Look through the records, and whenever a line includes the word "glyph", copy it.

(Data items)

--

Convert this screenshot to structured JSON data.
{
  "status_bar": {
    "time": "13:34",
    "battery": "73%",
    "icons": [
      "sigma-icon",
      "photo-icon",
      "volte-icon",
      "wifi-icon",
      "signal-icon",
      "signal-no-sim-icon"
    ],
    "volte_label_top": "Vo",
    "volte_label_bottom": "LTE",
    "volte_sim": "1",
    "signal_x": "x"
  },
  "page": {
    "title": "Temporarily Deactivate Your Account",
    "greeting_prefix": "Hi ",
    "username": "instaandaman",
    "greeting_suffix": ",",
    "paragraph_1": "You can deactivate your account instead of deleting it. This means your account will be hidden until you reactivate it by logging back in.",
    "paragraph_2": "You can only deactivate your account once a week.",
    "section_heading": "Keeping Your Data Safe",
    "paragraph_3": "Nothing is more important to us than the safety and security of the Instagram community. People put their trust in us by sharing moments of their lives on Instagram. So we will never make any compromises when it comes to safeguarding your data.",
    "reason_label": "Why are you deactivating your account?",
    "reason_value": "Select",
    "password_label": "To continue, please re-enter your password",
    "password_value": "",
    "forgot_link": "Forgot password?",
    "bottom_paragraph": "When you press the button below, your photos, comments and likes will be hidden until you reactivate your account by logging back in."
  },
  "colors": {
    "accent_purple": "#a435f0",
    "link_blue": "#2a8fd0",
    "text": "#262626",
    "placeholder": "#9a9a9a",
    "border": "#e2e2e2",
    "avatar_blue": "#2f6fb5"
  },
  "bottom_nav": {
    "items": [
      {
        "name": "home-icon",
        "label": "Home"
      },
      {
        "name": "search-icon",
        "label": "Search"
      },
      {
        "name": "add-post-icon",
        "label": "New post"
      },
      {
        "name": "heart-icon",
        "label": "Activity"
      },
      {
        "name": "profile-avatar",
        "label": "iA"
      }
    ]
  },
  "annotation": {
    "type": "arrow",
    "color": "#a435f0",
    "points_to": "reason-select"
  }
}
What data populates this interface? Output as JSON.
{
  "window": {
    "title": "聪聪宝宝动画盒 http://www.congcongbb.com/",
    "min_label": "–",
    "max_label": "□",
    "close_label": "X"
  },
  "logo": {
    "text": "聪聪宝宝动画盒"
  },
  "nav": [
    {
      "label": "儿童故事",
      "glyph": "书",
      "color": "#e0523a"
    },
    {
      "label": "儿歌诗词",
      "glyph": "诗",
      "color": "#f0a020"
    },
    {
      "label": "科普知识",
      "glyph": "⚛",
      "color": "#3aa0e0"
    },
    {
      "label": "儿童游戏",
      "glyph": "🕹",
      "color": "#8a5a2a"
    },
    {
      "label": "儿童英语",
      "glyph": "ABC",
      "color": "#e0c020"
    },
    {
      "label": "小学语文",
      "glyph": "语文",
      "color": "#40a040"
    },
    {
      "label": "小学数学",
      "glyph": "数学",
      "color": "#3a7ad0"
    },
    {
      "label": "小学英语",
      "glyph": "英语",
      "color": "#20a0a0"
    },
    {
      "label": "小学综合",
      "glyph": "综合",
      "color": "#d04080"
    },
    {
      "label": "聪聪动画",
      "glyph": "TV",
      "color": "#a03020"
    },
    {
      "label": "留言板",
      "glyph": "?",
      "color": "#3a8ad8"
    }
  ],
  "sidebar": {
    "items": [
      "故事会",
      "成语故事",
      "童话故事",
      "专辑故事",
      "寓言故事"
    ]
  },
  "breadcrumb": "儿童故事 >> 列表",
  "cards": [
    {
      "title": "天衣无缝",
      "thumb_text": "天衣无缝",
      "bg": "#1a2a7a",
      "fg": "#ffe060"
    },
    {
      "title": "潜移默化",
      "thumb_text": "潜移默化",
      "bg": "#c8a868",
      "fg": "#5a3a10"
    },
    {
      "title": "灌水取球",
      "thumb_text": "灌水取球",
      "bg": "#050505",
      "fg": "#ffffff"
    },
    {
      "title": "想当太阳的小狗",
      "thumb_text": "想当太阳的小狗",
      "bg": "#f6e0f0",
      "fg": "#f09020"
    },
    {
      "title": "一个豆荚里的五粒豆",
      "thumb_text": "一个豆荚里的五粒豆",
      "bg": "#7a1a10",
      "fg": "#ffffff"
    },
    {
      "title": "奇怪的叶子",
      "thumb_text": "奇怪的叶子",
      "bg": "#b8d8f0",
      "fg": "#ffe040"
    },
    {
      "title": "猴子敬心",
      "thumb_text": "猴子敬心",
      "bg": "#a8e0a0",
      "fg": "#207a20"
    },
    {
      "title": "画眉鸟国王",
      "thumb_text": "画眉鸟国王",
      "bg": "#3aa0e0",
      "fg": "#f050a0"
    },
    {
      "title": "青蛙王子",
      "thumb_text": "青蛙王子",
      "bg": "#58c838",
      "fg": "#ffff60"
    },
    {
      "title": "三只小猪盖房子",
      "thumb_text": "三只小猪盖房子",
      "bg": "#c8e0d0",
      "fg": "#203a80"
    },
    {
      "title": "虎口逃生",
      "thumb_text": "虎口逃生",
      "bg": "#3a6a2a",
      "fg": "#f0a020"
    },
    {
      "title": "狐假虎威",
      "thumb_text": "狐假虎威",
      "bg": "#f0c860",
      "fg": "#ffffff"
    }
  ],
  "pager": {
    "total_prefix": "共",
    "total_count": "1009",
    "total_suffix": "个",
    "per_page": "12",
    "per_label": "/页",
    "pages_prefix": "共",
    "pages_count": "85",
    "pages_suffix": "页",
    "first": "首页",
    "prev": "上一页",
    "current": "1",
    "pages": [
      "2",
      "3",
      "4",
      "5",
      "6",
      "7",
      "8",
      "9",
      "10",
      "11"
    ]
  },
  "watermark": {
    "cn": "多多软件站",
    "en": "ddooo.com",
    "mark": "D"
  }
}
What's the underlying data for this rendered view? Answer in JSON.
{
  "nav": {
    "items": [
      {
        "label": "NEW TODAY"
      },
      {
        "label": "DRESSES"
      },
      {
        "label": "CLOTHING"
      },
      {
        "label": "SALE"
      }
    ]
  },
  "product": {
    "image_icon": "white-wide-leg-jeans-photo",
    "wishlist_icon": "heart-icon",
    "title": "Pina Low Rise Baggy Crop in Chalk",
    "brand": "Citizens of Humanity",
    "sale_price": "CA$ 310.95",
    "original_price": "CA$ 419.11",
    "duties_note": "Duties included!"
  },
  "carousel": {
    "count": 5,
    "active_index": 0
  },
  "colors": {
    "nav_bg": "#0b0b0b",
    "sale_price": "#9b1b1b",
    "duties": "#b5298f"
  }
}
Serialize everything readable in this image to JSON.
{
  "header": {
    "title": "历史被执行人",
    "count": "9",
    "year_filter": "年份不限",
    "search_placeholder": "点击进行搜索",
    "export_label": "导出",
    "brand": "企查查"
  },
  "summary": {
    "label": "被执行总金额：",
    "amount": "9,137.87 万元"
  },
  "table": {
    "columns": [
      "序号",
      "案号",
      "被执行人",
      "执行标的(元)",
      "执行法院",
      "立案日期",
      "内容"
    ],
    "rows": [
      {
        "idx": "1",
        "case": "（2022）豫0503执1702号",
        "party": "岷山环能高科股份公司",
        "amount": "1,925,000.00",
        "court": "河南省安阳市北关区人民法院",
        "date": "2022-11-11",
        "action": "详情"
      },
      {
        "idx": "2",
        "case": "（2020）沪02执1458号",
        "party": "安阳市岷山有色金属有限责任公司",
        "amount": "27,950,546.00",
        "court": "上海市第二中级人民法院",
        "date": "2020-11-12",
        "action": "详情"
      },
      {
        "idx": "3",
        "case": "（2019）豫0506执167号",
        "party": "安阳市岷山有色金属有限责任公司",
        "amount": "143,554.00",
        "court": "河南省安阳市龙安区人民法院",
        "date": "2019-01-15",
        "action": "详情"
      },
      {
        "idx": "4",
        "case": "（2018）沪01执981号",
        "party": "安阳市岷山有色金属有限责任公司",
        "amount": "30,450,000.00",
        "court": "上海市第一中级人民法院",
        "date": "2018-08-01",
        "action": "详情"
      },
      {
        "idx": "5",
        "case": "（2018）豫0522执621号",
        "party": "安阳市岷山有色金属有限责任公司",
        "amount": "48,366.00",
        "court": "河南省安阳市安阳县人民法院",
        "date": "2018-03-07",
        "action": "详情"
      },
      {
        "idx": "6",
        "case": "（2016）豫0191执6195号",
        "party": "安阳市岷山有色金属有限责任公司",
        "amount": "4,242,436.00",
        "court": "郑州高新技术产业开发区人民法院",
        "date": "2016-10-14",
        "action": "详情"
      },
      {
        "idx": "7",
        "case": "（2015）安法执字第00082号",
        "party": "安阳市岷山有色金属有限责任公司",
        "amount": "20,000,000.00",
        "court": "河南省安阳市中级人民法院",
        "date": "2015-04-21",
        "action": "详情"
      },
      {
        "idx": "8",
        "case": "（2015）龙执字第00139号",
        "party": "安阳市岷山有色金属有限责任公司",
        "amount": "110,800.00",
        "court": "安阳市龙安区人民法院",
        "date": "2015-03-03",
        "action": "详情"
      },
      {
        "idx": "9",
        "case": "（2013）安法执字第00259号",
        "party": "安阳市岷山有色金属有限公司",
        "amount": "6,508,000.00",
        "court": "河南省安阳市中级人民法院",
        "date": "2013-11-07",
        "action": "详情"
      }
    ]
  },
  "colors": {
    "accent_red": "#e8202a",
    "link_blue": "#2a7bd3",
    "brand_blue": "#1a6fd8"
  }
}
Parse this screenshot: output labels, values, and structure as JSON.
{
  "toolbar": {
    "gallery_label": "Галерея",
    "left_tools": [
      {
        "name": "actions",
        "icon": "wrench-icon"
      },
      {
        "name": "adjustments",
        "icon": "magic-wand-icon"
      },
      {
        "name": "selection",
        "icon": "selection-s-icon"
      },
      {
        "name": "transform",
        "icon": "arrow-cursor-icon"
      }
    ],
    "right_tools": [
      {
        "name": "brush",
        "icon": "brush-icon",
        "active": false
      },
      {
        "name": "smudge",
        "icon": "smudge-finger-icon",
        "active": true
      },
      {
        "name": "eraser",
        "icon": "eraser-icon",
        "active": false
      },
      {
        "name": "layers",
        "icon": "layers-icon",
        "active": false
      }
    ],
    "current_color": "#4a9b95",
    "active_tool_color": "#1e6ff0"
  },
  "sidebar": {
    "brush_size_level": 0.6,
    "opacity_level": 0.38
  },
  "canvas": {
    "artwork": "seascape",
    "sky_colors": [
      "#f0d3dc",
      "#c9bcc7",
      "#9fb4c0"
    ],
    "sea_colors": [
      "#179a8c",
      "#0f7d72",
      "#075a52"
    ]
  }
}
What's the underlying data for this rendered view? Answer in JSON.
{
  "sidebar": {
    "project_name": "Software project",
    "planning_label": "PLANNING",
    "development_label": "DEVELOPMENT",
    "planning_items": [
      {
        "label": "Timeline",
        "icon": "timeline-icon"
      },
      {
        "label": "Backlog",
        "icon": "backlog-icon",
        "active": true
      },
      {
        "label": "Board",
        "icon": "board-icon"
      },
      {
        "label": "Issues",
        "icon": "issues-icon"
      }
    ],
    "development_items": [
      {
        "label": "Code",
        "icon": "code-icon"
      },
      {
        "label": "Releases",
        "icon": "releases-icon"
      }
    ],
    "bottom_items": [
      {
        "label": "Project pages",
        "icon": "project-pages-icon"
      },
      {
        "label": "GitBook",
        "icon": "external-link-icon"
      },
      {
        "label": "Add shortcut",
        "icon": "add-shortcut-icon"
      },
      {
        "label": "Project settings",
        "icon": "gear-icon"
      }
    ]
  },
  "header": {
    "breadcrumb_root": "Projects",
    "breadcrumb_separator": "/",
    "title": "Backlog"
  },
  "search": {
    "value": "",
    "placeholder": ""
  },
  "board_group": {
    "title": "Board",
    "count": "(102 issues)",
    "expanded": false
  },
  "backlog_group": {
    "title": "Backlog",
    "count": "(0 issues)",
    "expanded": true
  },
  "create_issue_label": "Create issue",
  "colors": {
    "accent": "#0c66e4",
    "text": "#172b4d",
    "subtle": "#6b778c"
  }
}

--

— Answer to this problem —
      "glyph": "书",
      "glyph": "诗",
      "glyph": "⚛",
      "glyph": "🕹",
      "glyph": "ABC",
      "glyph": "语文",
      "glyph": "数学",
      "glyph": "英语",
      "glyph": "综合",
      "glyph": "TV",
      "glyph": "?",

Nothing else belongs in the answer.